Ilana M. Gershon (Indiana): Un-Friend My Heart: Facebook, Promiscuity, and Heartbreak in a Neoliberal Age. Jonathan Zittrain (Harvard): Will the Web Break? Every online scam begins more or less the same — a random e-mail, a sketchy attachment — but every so often, a new type of hacker comes along; is he following your every move? In search of serendipity: It means more than a happy coincidence, and it's under threat from the internet. Could the Internet ever be destroyed? The coming threats to the global Internet could take many forms. LiveJournal, one of the web's most popular early blogging sites, is launching a comeback in the US (and more). Kim Dotcom, Pirate King: Is Megaupload's founder a criminal mastermind, or the world's most entertaining scapegoat? The Great and Powerful Reddit: How the site went from a second-tier aggregator to the Web’s unstoppable force. Who sent that sex-toy e-mail? Robert McMillan on your friendly Chinese spamufacturer. Wolfram Alpha Pro’s creator wants his “computational knowledge engine” to appeal to more than math and science enthusiasts. Does it make sense to think of the Internet as a “place” that might be “policed” in some comprehensive way, as by a town sheriff?

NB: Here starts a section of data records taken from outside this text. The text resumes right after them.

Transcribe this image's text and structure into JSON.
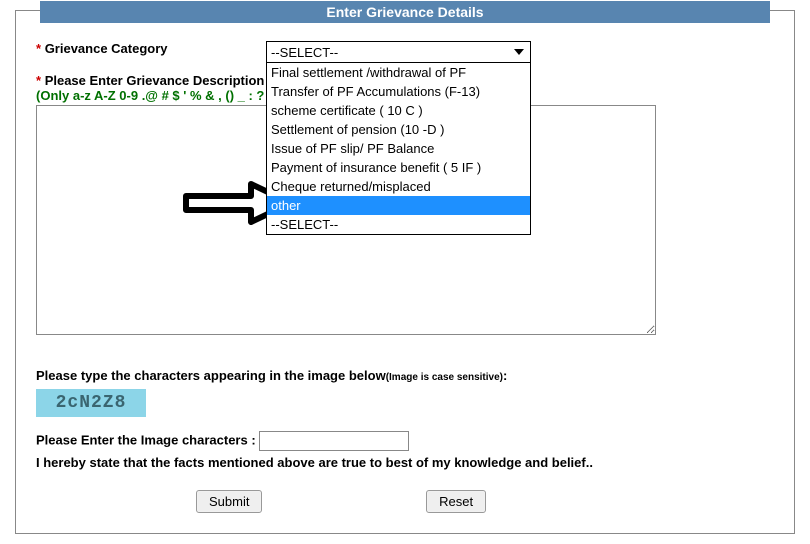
{
  "header": {
    "title": "Enter Grievance Details"
  },
  "field_category": {
    "asterisk": "*",
    "label": "Grievance Category",
    "selected": "--SELECT--",
    "options": [
      "Final settlement /withdrawal of PF",
      "Transfer of PF Accumulations (F-13)",
      "scheme certificate ( 10 C )",
      "Settlement of pension (10 -D )",
      "Issue of PF slip/ PF Balance",
      "Payment of insurance benefit ( 5 IF )",
      "Cheque returned/misplaced",
      "other",
      "--SELECT--"
    ],
    "highlight_index": 7
  },
  "field_description": {
    "asterisk": "*",
    "label": "Please Enter Grievance Description :",
    "hint": "(Only a-z A-Z 0-9 .@ # $ ' % & , () _ : ?"
  },
  "captcha": {
    "header_main": "Please type the characters appearing in the image below",
    "header_note": "(Image is case sensitive)",
    "colon": ":",
    "image_text": "2cN2Z8",
    "input_label": "Please Enter the Image characters :"
  },
  "declaration_text": "I hereby state that the facts mentioned above are true to best of my knowledge and belief..",
  "buttons": {
    "submit": "Submit",
    "reset": "Reset"
  }
}
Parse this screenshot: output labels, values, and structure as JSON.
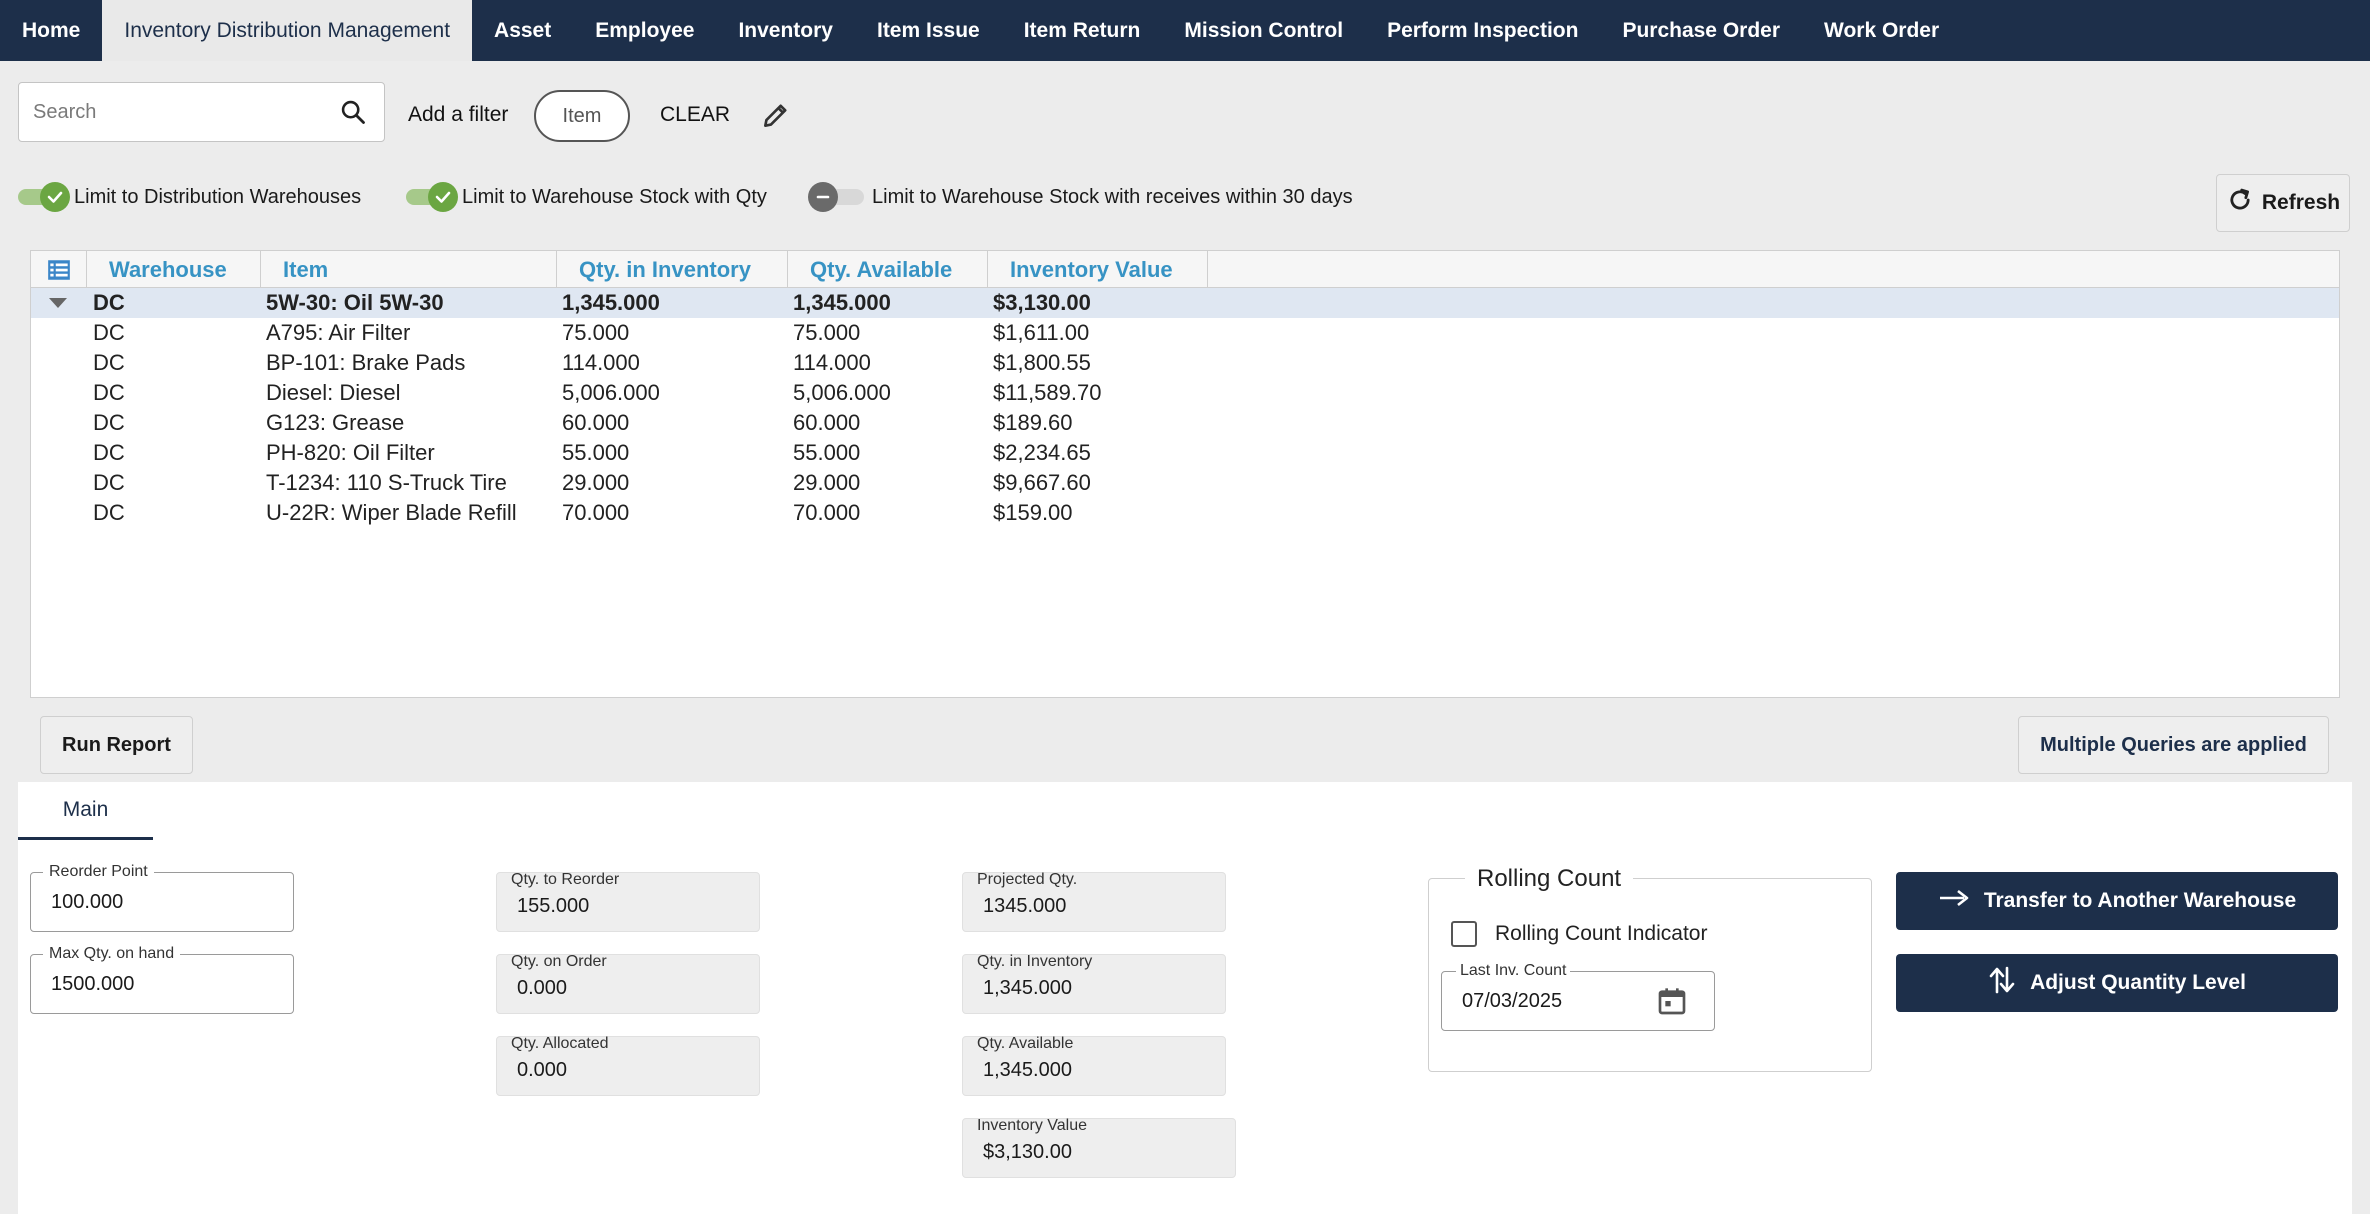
{
  "nav": {
    "tabs": [
      {
        "label": "Home"
      },
      {
        "label": "Inventory Distribution Management"
      },
      {
        "label": "Asset"
      },
      {
        "label": "Employee"
      },
      {
        "label": "Inventory"
      },
      {
        "label": "Item Issue"
      },
      {
        "label": "Item Return"
      },
      {
        "label": "Mission Control"
      },
      {
        "label": "Perform Inspection"
      },
      {
        "label": "Purchase Order"
      },
      {
        "label": "Work Order"
      }
    ],
    "active_index": 1
  },
  "filters": {
    "search_placeholder": "Search",
    "add_filter_label": "Add a filter",
    "chip_label": "Item",
    "clear_label": "CLEAR"
  },
  "toggles": [
    {
      "label": "Limit to Distribution Warehouses",
      "on": true
    },
    {
      "label": "Limit to Warehouse Stock with Qty",
      "on": true
    },
    {
      "label": "Limit to Warehouse Stock with receives within 30 days",
      "on": false
    }
  ],
  "refresh_label": "Refresh",
  "grid": {
    "columns": [
      "Warehouse",
      "Item",
      "Qty. in Inventory",
      "Qty. Available",
      "Inventory Value"
    ],
    "rows": [
      [
        "DC",
        "5W-30: Oil 5W-30",
        "1,345.000",
        "1,345.000",
        "$3,130.00"
      ],
      [
        "DC",
        "A795: Air Filter",
        "75.000",
        "75.000",
        "$1,611.00"
      ],
      [
        "DC",
        "BP-101: Brake Pads",
        "114.000",
        "114.000",
        "$1,800.55"
      ],
      [
        "DC",
        "Diesel: Diesel",
        "5,006.000",
        "5,006.000",
        "$11,589.70"
      ],
      [
        "DC",
        "G123: Grease",
        "60.000",
        "60.000",
        "$189.60"
      ],
      [
        "DC",
        "PH-820: Oil Filter",
        "55.000",
        "55.000",
        "$2,234.65"
      ],
      [
        "DC",
        "T-1234: 110 S-Truck Tire",
        "29.000",
        "29.000",
        "$9,667.60"
      ],
      [
        "DC",
        "U-22R: Wiper Blade Refill",
        "70.000",
        "70.000",
        "$159.00"
      ]
    ],
    "selected_index": 0
  },
  "actions": {
    "run_report": "Run Report",
    "multiple_queries": "Multiple Queries are applied"
  },
  "detail": {
    "tab": "Main",
    "reorder_point": {
      "label": "Reorder Point",
      "value": "100.000"
    },
    "max_qty": {
      "label": "Max Qty. on hand",
      "value": "1500.000"
    },
    "qty_to_reorder": {
      "label": "Qty. to Reorder",
      "value": "155.000"
    },
    "qty_on_order": {
      "label": "Qty. on Order",
      "value": "0.000"
    },
    "qty_allocated": {
      "label": "Qty. Allocated",
      "value": "0.000"
    },
    "projected_qty": {
      "label": "Projected Qty.",
      "value": "1345.000"
    },
    "qty_in_inventory": {
      "label": "Qty. in Inventory",
      "value": "1,345.000"
    },
    "qty_available": {
      "label": "Qty. Available",
      "value": "1,345.000"
    },
    "inventory_value": {
      "label": "Inventory Value",
      "value": "$3,130.00"
    },
    "rolling_count": {
      "title": "Rolling Count",
      "indicator_label": "Rolling Count Indicator",
      "indicator_checked": false,
      "last_count_label": "Last Inv. Count",
      "last_count_value": "07/03/2025"
    },
    "transfer_label": "Transfer to Another Warehouse",
    "adjust_label": "Adjust Quantity Level"
  },
  "colors": {
    "nav_bg": "#1d2f4a",
    "header_text": "#3793c4",
    "toggle_on": "#6ba642",
    "selected_row": "#dfe7f2"
  }
}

A new issue of Kairos: A Journal of Rhetoric, Technology, and Pedagogy is out. Martins Kaprans (Latvia): Did We Ignore the Social Commentary? Responding to Borat on YouTube. Aaron Maurice Saari (Xavier): Beck-Styled Liberation: Bulletpoints and Bromides. From Philosophy for Business, toward corporate preeminence: Sean Jasso on the greatness of corporate soul (and Geoffrey Klempner on the right to be greedy). Who is Peta Lindsay? Meet the black woman running for president on a platform of socialist revolution. From Geocurrents, while the alter-worlds of the sci-fi literature and film may not always be geographically accurate, if not “positively simple-minded”, they do a little bit better from the linguistic perspective; a look at how to create an “exotic” language: Na’vi and Dothraki; and an article on speculative fiction, imagined geographies, and social alternatives. As important as the commons may be, why study it in a business school rather than in humanities or social science departments? Worth all the sweat: Just why exercise is so good for people is, at last, being understood. A look at 5 creepy forms of mind control you're exposed to daily.